By DAN REYNOLDS, senior editor
If there was one thing that was clearly articulated by the audience reaction at Wednesday's morning keynote session at the National Workers' Compensation and Disability Conference and Exposition in Las Vegas, it's that we have a problem with immigration.
Not like that's news to anyone, but the problem, as it relates specifically to the realm of workers' compensation management, is heated and emotional despite the level-headedness displayed by two workers' compensation experts who faced off in a debate on the topic early Wednesday inside the Las Vegas Hilton.

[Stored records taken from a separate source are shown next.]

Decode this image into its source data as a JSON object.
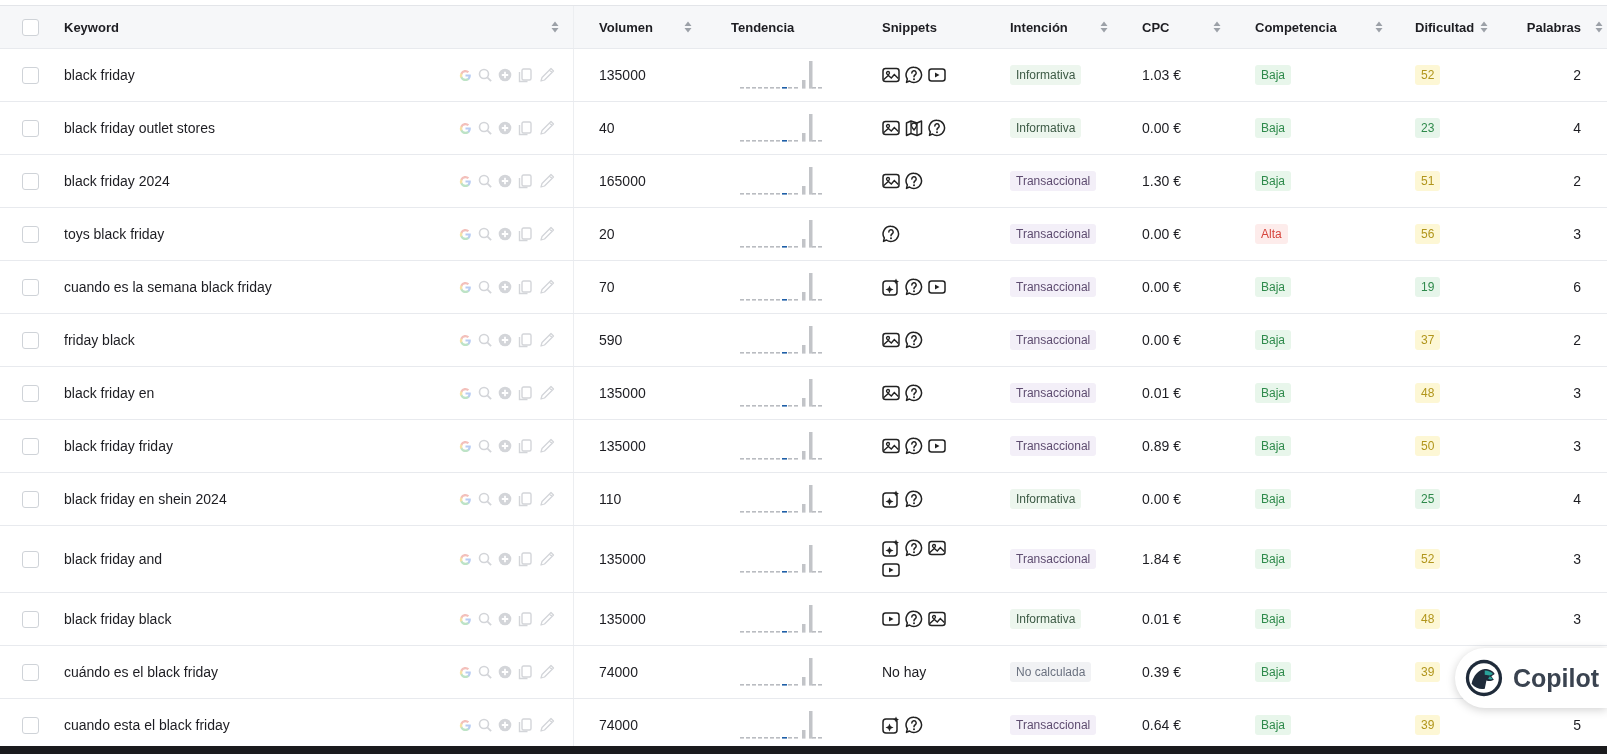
{
  "header": {
    "checkbox": {
      "checked": false
    },
    "columns": [
      {
        "label": "Keyword",
        "sortable": true
      },
      {
        "label": "Volumen",
        "sortable": true
      },
      {
        "label": "Tendencia",
        "sortable": false
      },
      {
        "label": "Snippets",
        "sortable": false
      },
      {
        "label": "Intención",
        "sortable": true
      },
      {
        "label": "CPC",
        "sortable": true
      },
      {
        "label": "Competencia",
        "sortable": true
      },
      {
        "label": "Dificultad",
        "sortable": true
      },
      {
        "label": "Palabras",
        "sortable": true
      }
    ]
  },
  "rows": [
    {
      "checked": false,
      "keyword": "black friday",
      "volume": "135000",
      "snippets": [
        {
          "kind": "image"
        },
        {
          "kind": "question"
        },
        {
          "kind": "video"
        }
      ],
      "intent": {
        "label": "Informativa",
        "kind": "informational"
      },
      "cpc": "1.03 €",
      "competition": {
        "label": "Baja",
        "kind": "low"
      },
      "difficulty": {
        "value": "52",
        "kind": "medium"
      },
      "words": "2"
    },
    {
      "checked": false,
      "keyword": "black friday outlet stores",
      "volume": "40",
      "snippets": [
        {
          "kind": "image"
        },
        {
          "kind": "map"
        },
        {
          "kind": "question"
        }
      ],
      "intent": {
        "label": "Informativa",
        "kind": "informational"
      },
      "cpc": "0.00 €",
      "competition": {
        "label": "Baja",
        "kind": "low"
      },
      "difficulty": {
        "value": "23",
        "kind": "easy"
      },
      "words": "4"
    },
    {
      "checked": false,
      "keyword": "black friday 2024",
      "volume": "165000",
      "snippets": [
        {
          "kind": "image"
        },
        {
          "kind": "question"
        }
      ],
      "intent": {
        "label": "Transaccional",
        "kind": "transactional"
      },
      "cpc": "1.30 €",
      "competition": {
        "label": "Baja",
        "kind": "low"
      },
      "difficulty": {
        "value": "51",
        "kind": "medium"
      },
      "words": "2"
    },
    {
      "checked": false,
      "keyword": "toys black friday",
      "volume": "20",
      "snippets": [
        {
          "kind": "question"
        }
      ],
      "intent": {
        "label": "Transaccional",
        "kind": "transactional"
      },
      "cpc": "0.00 €",
      "competition": {
        "label": "Alta",
        "kind": "high"
      },
      "difficulty": {
        "value": "56",
        "kind": "medium"
      },
      "words": "3"
    },
    {
      "checked": false,
      "keyword": "cuando es la semana black friday",
      "volume": "70",
      "snippets": [
        {
          "kind": "ai"
        },
        {
          "kind": "question"
        },
        {
          "kind": "video"
        }
      ],
      "intent": {
        "label": "Transaccional",
        "kind": "transactional"
      },
      "cpc": "0.00 €",
      "competition": {
        "label": "Baja",
        "kind": "low"
      },
      "difficulty": {
        "value": "19",
        "kind": "easy"
      },
      "words": "6"
    },
    {
      "checked": false,
      "keyword": "friday black",
      "volume": "590",
      "snippets": [
        {
          "kind": "image"
        },
        {
          "kind": "question"
        }
      ],
      "intent": {
        "label": "Transaccional",
        "kind": "transactional"
      },
      "cpc": "0.00 €",
      "competition": {
        "label": "Baja",
        "kind": "low"
      },
      "difficulty": {
        "value": "37",
        "kind": "medium"
      },
      "words": "2"
    },
    {
      "checked": false,
      "keyword": "black friday en",
      "volume": "135000",
      "snippets": [
        {
          "kind": "image"
        },
        {
          "kind": "question"
        }
      ],
      "intent": {
        "label": "Transaccional",
        "kind": "transactional"
      },
      "cpc": "0.01 €",
      "competition": {
        "label": "Baja",
        "kind": "low"
      },
      "difficulty": {
        "value": "48",
        "kind": "medium"
      },
      "words": "3"
    },
    {
      "checked": false,
      "keyword": "black friday friday",
      "volume": "135000",
      "snippets": [
        {
          "kind": "image"
        },
        {
          "kind": "question"
        },
        {
          "kind": "video"
        }
      ],
      "intent": {
        "label": "Transaccional",
        "kind": "transactional"
      },
      "cpc": "0.89 €",
      "competition": {
        "label": "Baja",
        "kind": "low"
      },
      "difficulty": {
        "value": "50",
        "kind": "medium"
      },
      "words": "3"
    },
    {
      "checked": false,
      "keyword": "black friday en shein 2024",
      "volume": "110",
      "snippets": [
        {
          "kind": "ai"
        },
        {
          "kind": "question"
        }
      ],
      "intent": {
        "label": "Informativa",
        "kind": "informational"
      },
      "cpc": "0.00 €",
      "competition": {
        "label": "Baja",
        "kind": "low"
      },
      "difficulty": {
        "value": "25",
        "kind": "easy"
      },
      "words": "4"
    },
    {
      "checked": false,
      "keyword": "black friday and",
      "volume": "135000",
      "snippets": [
        {
          "kind": "ai"
        },
        {
          "kind": "question"
        },
        {
          "kind": "image"
        },
        {
          "kind": "video"
        }
      ],
      "intent": {
        "label": "Transaccional",
        "kind": "transactional"
      },
      "cpc": "1.84 €",
      "competition": {
        "label": "Baja",
        "kind": "low"
      },
      "difficulty": {
        "value": "52",
        "kind": "medium"
      },
      "words": "3"
    },
    {
      "checked": false,
      "keyword": "black friday black",
      "volume": "135000",
      "snippets": [
        {
          "kind": "video"
        },
        {
          "kind": "question"
        },
        {
          "kind": "image"
        }
      ],
      "intent": {
        "label": "Informativa",
        "kind": "informational"
      },
      "cpc": "0.01 €",
      "competition": {
        "label": "Baja",
        "kind": "low"
      },
      "difficulty": {
        "value": "48",
        "kind": "medium"
      },
      "words": "3"
    },
    {
      "checked": false,
      "keyword": "cuándo es el black friday",
      "volume": "74000",
      "snippets_text": "No hay",
      "intent": {
        "label": "No calculada",
        "kind": "none"
      },
      "cpc": "0.39 €",
      "competition": {
        "label": "Baja",
        "kind": "low"
      },
      "difficulty": {
        "value": "39",
        "kind": "medium"
      }
    },
    {
      "checked": false,
      "keyword": "cuando esta el black friday",
      "volume": "74000",
      "snippets": [
        {
          "kind": "ai"
        },
        {
          "kind": "question"
        }
      ],
      "intent": {
        "label": "Transaccional",
        "kind": "transactional"
      },
      "cpc": "0.64 €",
      "competition": {
        "label": "Baja",
        "kind": "low"
      },
      "difficulty": {
        "value": "39",
        "kind": "medium"
      },
      "words": "5"
    }
  ],
  "copilot": {
    "label": "Copilot"
  }
}
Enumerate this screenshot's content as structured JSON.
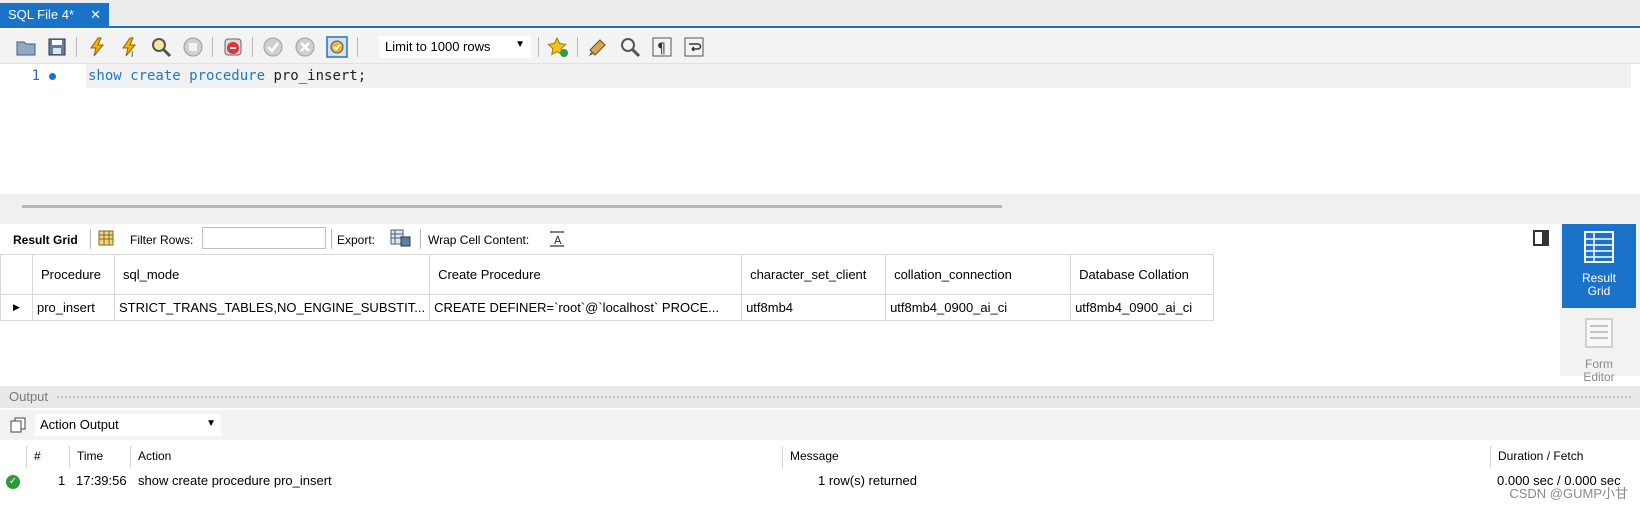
{
  "tab": {
    "title": "SQL File 4*",
    "close": "✕"
  },
  "toolbar": {
    "limit_select": "Limit to 1000 rows",
    "icons": [
      "open-file-icon",
      "save-icon",
      "execute-icon",
      "execute-selection-icon",
      "explain-icon",
      "stop-icon",
      "toggle-error-icon",
      "commit-icon",
      "rollback-icon",
      "autocommit-icon",
      "beautify-icon",
      "find-icon",
      "invisible-chars-icon",
      "word-wrap-icon",
      "bookmark-icon"
    ]
  },
  "editor": {
    "line_number": "1",
    "code_keywords": "show create procedure",
    "code_identifier": " pro_insert;"
  },
  "result_toolbar": {
    "result_grid": "Result Grid",
    "filter_rows": "Filter Rows:",
    "export": "Export:",
    "wrap_cell": "Wrap Cell Content:"
  },
  "grid": {
    "columns": [
      "Procedure",
      "sql_mode",
      "Create Procedure",
      "character_set_client",
      "collation_connection",
      "Database Collation"
    ],
    "rows": [
      [
        "pro_insert",
        "STRICT_TRANS_TABLES,NO_ENGINE_SUBSTIT...",
        "CREATE DEFINER=`root`@`localhost` PROCE...",
        "utf8mb4",
        "utf8mb4_0900_ai_ci",
        "utf8mb4_0900_ai_ci"
      ]
    ],
    "row_marker": "▶"
  },
  "side_panel": {
    "result_grid_label": "Result Grid",
    "form_editor_label": "Form Editor"
  },
  "output": {
    "header": "Output",
    "action_select": "Action Output",
    "columns": [
      "#",
      "Time",
      "Action",
      "Message",
      "Duration / Fetch"
    ],
    "row": {
      "num": "1",
      "time": "17:39:56",
      "action": "show create procedure pro_insert",
      "message": "1 row(s) returned",
      "duration": "0.000 sec / 0.000 sec"
    }
  },
  "watermark": "CSDN @GUMP小甘"
}
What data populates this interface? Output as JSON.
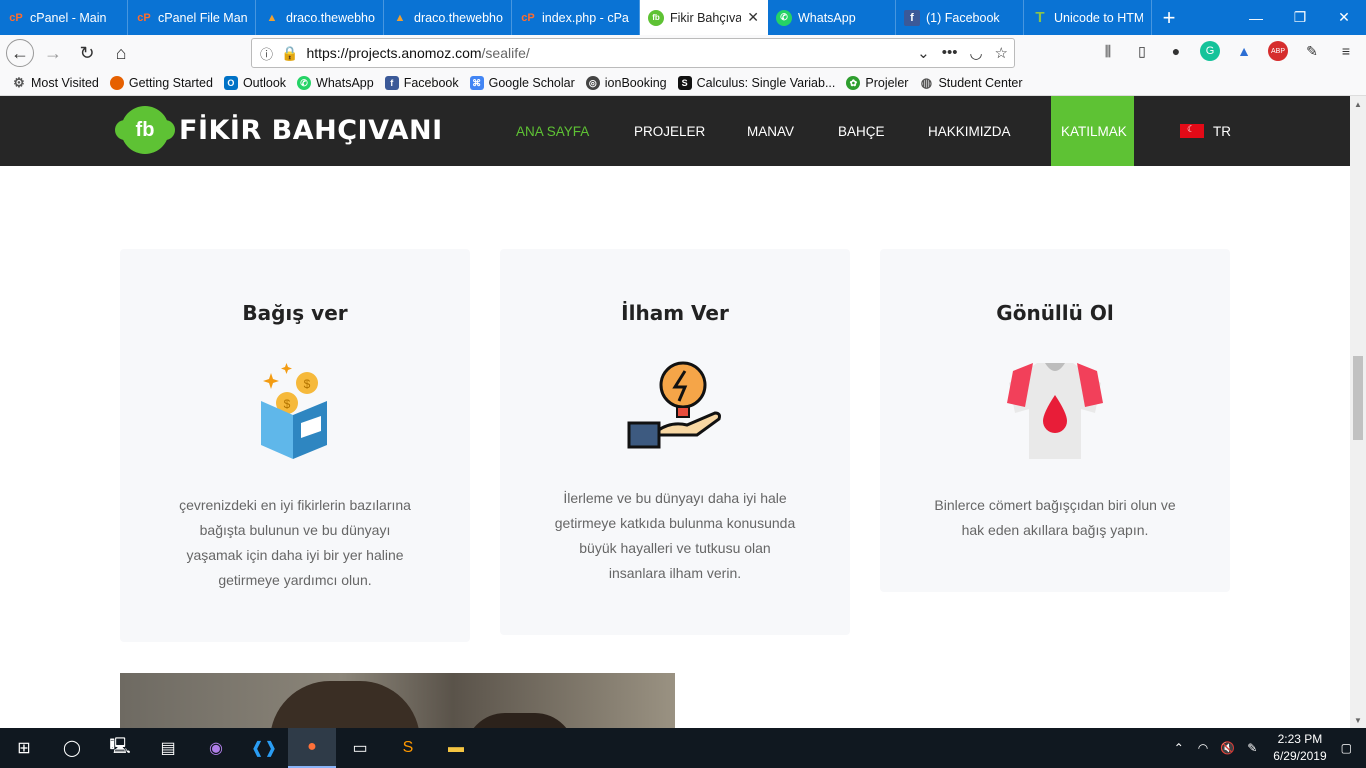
{
  "browser": {
    "tabs": [
      {
        "title": "cPanel - Main",
        "icon": "cpanel-icon",
        "color": "#ff6c2c"
      },
      {
        "title": "cPanel File Mana",
        "icon": "cpanel-icon",
        "color": "#ff6c2c"
      },
      {
        "title": "draco.thewebho",
        "icon": "draco-icon",
        "color": "#f0a030"
      },
      {
        "title": "draco.thewebho",
        "icon": "draco-icon",
        "color": "#f0a030"
      },
      {
        "title": "index.php - cPa",
        "icon": "cpanel-icon",
        "color": "#ff6c2c"
      },
      {
        "title": "Fikir Bahçıvan",
        "icon": "fikir-icon",
        "color": "#5ec234",
        "active": true
      },
      {
        "title": "WhatsApp",
        "icon": "whatsapp-icon",
        "color": "#25d366"
      },
      {
        "title": "(1) Facebook",
        "icon": "facebook-icon",
        "color": "#3b5998"
      },
      {
        "title": "Unicode to HTM",
        "icon": "unicode-icon",
        "color": "#8bc34a"
      }
    ],
    "url_host": "https://projects.anomoz.com",
    "url_path": "/sealife/",
    "bookmarks": [
      {
        "label": "Most Visited",
        "icon": "gear-icon",
        "color": "#555"
      },
      {
        "label": "Getting Started",
        "icon": "firefox-icon",
        "color": "#e66000"
      },
      {
        "label": "Outlook",
        "icon": "outlook-icon",
        "color": "#0072c6"
      },
      {
        "label": "WhatsApp",
        "icon": "whatsapp-icon",
        "color": "#25d366"
      },
      {
        "label": "Facebook",
        "icon": "facebook-icon",
        "color": "#3b5998"
      },
      {
        "label": "Google Scholar",
        "icon": "scholar-icon",
        "color": "#4285f4"
      },
      {
        "label": "ionBooking",
        "icon": "ion-icon",
        "color": "#444"
      },
      {
        "label": "Calculus: Single Variab...",
        "icon": "calculus-icon",
        "color": "#111"
      },
      {
        "label": "Projeler",
        "icon": "projeler-icon",
        "color": "#2e9e2e"
      },
      {
        "label": "Student Center",
        "icon": "globe-icon",
        "color": "#555"
      }
    ]
  },
  "site": {
    "logo_mark": "fb",
    "logo_text": "FİKİR BAHÇIVANI",
    "accent": "#5ec234",
    "nav": [
      {
        "label": "ANA SAYFA",
        "active": true
      },
      {
        "label": "PROJELER"
      },
      {
        "label": "MANAV"
      },
      {
        "label": "BAHÇE"
      },
      {
        "label": "HAKKIMIZDA"
      },
      {
        "label": "KATILMAK",
        "cta": true
      },
      {
        "label": "TR",
        "flag": true
      }
    ],
    "cards": [
      {
        "title": "Bağış ver",
        "icon": "donation-box-icon",
        "desc": [
          "çevrenizdeki en iyi fikirlerin bazılarına",
          "bağışta bulunun ve bu dünyayı",
          "yaşamak için daha iyi bir yer haline",
          "getirmeye yardımcı olun."
        ]
      },
      {
        "title": "İlham Ver",
        "icon": "idea-bulb-hand-icon",
        "desc": [
          "İlerleme ve bu dünyayı daha iyi hale",
          "getirmeye katkıda bulunma konusunda",
          "büyük hayalleri ve tutkusu olan",
          "insanlara ilham verin."
        ]
      },
      {
        "title": "Gönüllü Ol",
        "icon": "volunteer-shirt-icon",
        "desc": [
          "Binlerce cömert bağışçıdan biri olun ve",
          "hak eden akıllara bağış yapın."
        ]
      }
    ]
  },
  "taskbar": {
    "time": "2:23 PM",
    "date": "6/29/2019"
  }
}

The first noticeable audience feedback came when attorney Rusty Watts, a partner with law firm Swift Currie in Atlanta, asserted that laws on the books deal with workers who take a job illegally and then try to file a claim for workers' compensation benefits.
There was plenty of applause in reaction to those sentiments from many among the hundreds of workers' compensation managers, human resource executives and related professionals in the packed ballroom.
Evidently, the frustration being felt by those who ply their trade in workers' comp is real and it is heated.
Mark Noonan, the workers' compensation practice leader for Marsh in the broker's Boston office, got the fireworks started when he asked the debate participants whether illegal workers should be covered by workers' compensation if injured.
We're not taking sides here, at least not today, but Watt's comments came after a brief monologue from Leonard Nason, an attorney whose eponymous firm is based in Bedford, Mass. Nason took what sounded like a very humanistic and logical approach to illegal workers and comp:
Yes, absolutely, illegal workers should expect to be able to collect workers' compensation benefits, according to Nason. After all, why do these workers come to this country in the first place. They are poor and they need a job.
The issue of false documentation is just an example of how businesses in this country exploit those that cross our borders looking for a better life. Nason used an example in which an employer claimed to be hiring a person as a business development analyst for $50,000 per year, when in fact the worker was cleaning toilets for minimum wage.
Nason said sometimes the only way authorities can figure out what's going on is when an undocumented worker "has the guts" to file a workers' comp claim, and then the truth about the employer comes out.
A state-by-state approach to the issue of whether undocumented workers should get workers' comp benefits isn't going to help either, according to Nason.
"It's not just a workers' compensation problem, it's a national problem requiring a national solution," said Nason.
For his part, Watts, who lectures on this topic at Georgia State University, says that there are between 8 million and 31 million illegal workers in this country. Even at the bottom end of that very wide range, that's a huge chunk of humanity to be taking into consideration.
"It is all about people, but it is also a legal issue," Watts said.
Illegal immigrants may not speak a word of English, but federal law, were they able to read it, would tell them that workers' compensation benefits can be denied if the actor engaged in fraudulent activity in connection with filing the claim. That includes, according to Watts, the act of taking a job when the law states that you are taking it illegally. It was here, again, when many in the audience decided to put their hands together.
Nason reminded them, though, that these vast numbers of people have come to these shores for generations.
"We have a land of opportunity where people come to work, they don't come for workers' comp," said Nason.
That may be true, but their sheer numbers are staggering, and determining who should foot the bill when they get injured sounds indeed like a national issue that needs mending. That's what the audience reaction at Wednesday's keynote presentation seemed to tell us.
(Read our write-up and commentary
on other Wednesday sessions at the NWCDC.)
November 19, 2008
Copyright 2008© LRP Publications